This may sound paranoid, but I have a phone that doesn’t work when I’m abroad and wifi problems are real. Knowing that you don’t have immediate access to the outside world can be scary. I feel better knowing that I at least have the information readily available and could ask for help if I needed it.
If you’d like a travel template to help you keep all of this important information in one place, then enter your email below! The spreadsheet is preprogrammed to total your costs, so you can easily track your budget.
11 – Learn Some Essential Phrases
If you’re traveling solo to a country where you are not fluent in the language, consider doing this before going. Learn some key phrases to help you get around and ask for help, should the need arise.
“Where’s the bathroom?”
“I need help. Can you help me.”
“How do I get to…”
The word for “police” or “official.”
The word for “fire” (because honestly, you’ll likely get more of a response by shouting this than anything else)
“How much is this?” (make sure you aren’t being cheated out of your money)
12 – Travel Safe By Watching Your Health
This is a slightly different take on staying safe, but consider safety in the form of protecting your health and wellness. Getting sick or injured in another country is not ideal. Consider these:
- Wear closed-toed shoes in crowded areas
- Use hand sanitizer judiciously
- Take a portable first aid kit so that you have easy access to basic essentials
- Take Chlorox wipes with you in a small Ziploc bag. If you find yourself needing to touch something that’s less than sanitary, you can use it to clean up a bit
Covid Travel Safety Tips
In today’s global atmosphere and the recent Covid-19 pandemic, transmission of viruses is an added concern. As people get vaccinated, and borders slowly open up, this may still be something you worry about.

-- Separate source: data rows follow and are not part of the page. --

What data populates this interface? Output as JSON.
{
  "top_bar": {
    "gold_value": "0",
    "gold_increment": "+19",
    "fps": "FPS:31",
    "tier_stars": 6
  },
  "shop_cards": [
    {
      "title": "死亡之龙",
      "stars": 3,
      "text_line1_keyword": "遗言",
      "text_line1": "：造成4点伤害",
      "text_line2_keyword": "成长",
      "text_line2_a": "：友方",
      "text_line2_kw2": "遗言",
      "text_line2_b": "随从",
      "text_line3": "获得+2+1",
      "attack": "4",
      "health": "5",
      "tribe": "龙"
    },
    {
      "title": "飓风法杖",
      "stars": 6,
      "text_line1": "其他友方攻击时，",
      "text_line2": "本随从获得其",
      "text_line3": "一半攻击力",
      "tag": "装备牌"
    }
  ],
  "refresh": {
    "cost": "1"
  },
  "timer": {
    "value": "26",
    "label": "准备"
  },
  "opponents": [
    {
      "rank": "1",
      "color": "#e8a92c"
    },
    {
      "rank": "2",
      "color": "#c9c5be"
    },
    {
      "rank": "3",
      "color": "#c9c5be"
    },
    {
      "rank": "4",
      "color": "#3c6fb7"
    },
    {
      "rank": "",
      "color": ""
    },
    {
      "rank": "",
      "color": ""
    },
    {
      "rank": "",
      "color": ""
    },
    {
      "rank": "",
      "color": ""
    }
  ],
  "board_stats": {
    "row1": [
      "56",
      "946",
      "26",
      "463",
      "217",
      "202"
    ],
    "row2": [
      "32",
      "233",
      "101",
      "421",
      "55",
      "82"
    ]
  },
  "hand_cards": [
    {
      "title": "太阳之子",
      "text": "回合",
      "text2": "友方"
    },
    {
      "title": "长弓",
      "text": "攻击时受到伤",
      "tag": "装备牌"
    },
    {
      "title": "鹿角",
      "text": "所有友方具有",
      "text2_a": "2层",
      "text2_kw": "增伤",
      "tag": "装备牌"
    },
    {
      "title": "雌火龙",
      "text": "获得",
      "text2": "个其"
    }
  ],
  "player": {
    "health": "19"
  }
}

Here are other precautions you can take:
- Continuing to wear masks in crowded areas
- Washing hands frequently
- Spending time outdoors as much as possible
- Maintaining as much social distance as you can.
If you’re going to an area that exposes you to more risk or planning to take part in activities that could endanger you, consider obtaining travel health insurance.
Most health insurance companies have a clause of buying travel healthcare benefits; if yours don’t, you can look to outside coverage.
Be vigilant – Watch your back and use common sense
Be respectful – Every culture and society is different
Be prepared – You’ve got to have your own back
(photos courtesy of Unsplash)